Lin Floyd wrote a blog post recently about overcoming fear about writing your family history, that was an experience shared with parents. My parents are now dead but I still tend to the needs of my godparents. Last week, as we were driving, Patsy told me this wonderful story and I was always going to record it on my blog but really wanted to connect it to Lin.
Patsy was in the 6th grade. She had a very good friend, Margaret Pirchner, whose uncle owned The Alphine Village which is near where our current Playhouse Square is located in Cleveland. Back then all the theaters were movie theaters. Margaret's dad, Otto, worked with his brother.
Here's her Uncle Herman (who lived to be 101) carrying 56 mugs of beer.
But back to the story. Patsy and her family were on Welfare. Margaret and her family obviously were not. One day Margaret asked if she could come and visit Patsy in Patsy's home after school one day. Patsy was delighted. The day arrived and both girls walked home together. But when they got home, Patsy's mom, my great aunt Florida (Florrie as we called her) needed a few things from the grocery store. Patsy was mortified and scared to take her friend with her to the store.
Back in that era, if you were on Welfare, you did your shopping and then went up to the clerk, gave her your name. The store kept your family's information on a card and they'd pull the card, write down your purchases and amount and you'd be off. Patsy KNEW that Margaret's family did not have to go through this and she was afraid she'd lose a friend when Margaret found out how poor they were. Patsy tried everything to get out of going to the store for her mom but she says her mom was pretty strict about such things, bordering on being mean and stern.
So off the two girls went. Patsy selected the things on her mom's list, with dread walked up to the clerk, gave the name, card was pulled and notated, and they left....not having to pay a thing.
As they walked home, Margaret said to Patsy..."That was just wonderful! You get to go to a neighborhood store where they know your name and you don't have to pay a penny. When my mom goes shopping she has to pay for our food with cash."
Patsy was so relieved that Margaret would continue to be her friend (and did so throughout their school years) and never had to tell Margaret that her family was on welfare. When Patsy told me this story last week, she wondered if Margaret really was that innocent or was she that kind. But the fear was replaced with joy and rejoicing.
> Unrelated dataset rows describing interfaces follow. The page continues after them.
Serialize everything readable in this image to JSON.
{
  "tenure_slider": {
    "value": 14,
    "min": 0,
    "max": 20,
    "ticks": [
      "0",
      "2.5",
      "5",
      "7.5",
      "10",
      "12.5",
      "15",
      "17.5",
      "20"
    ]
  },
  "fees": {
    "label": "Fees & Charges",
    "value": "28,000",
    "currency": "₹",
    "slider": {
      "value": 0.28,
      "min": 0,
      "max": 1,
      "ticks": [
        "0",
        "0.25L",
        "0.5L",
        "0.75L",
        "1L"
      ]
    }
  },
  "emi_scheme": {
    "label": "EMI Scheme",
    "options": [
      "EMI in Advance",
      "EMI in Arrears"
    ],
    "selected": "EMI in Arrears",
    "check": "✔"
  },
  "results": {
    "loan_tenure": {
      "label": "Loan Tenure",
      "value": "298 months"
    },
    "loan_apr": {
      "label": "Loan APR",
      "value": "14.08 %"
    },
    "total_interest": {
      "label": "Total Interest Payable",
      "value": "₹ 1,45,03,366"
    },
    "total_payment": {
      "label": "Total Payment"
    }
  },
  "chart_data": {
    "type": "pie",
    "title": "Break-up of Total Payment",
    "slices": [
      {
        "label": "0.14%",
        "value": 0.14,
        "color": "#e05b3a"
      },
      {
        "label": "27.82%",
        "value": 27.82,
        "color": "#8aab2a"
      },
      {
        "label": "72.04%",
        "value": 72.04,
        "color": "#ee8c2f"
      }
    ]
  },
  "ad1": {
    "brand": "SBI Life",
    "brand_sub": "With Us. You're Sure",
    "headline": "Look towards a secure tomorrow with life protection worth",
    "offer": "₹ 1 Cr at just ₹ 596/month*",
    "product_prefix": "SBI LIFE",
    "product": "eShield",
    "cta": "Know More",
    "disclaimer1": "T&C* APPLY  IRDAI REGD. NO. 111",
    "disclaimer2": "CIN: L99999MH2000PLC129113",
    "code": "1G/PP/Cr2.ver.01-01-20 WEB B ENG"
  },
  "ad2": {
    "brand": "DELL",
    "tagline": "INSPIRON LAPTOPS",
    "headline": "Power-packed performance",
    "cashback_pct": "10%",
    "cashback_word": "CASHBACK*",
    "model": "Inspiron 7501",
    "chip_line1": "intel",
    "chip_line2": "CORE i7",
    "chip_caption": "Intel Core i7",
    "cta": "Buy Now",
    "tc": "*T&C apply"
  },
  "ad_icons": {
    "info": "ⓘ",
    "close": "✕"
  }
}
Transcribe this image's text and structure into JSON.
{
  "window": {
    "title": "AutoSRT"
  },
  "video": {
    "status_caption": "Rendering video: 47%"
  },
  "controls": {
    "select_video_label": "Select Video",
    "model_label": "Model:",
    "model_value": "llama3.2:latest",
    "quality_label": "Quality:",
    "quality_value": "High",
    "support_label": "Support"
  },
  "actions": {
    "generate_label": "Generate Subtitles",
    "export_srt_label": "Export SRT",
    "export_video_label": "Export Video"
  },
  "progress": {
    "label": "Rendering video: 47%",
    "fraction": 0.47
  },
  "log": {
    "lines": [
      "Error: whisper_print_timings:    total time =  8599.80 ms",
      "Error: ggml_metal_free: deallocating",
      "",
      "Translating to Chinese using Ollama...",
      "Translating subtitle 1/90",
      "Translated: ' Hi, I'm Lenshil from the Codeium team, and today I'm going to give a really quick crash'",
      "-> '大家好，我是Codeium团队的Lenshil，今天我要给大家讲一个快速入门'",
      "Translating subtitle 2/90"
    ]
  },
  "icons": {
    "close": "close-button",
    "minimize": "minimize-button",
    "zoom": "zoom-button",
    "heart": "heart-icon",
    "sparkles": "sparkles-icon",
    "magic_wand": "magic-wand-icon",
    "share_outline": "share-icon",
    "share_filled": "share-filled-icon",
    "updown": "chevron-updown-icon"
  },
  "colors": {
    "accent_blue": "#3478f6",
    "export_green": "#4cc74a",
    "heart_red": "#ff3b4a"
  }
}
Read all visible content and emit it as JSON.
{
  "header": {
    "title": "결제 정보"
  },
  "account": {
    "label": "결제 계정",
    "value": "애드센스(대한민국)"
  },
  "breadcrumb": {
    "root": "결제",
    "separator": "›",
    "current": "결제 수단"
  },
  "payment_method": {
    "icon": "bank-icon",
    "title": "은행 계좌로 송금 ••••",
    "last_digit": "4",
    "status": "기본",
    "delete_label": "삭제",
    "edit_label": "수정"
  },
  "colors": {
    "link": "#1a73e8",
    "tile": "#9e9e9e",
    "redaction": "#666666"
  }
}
The added fun part that Patsy tossed in, as almost an aside to no one in the car but herself, was that my grandmother, Florrie's younger sister, was always the fun one. "Your grandmother was always so much fun and it was wonderful visiting Auntie Gladys and playing and being loved by her."
That's how we knew my grandmother to be til her dying day.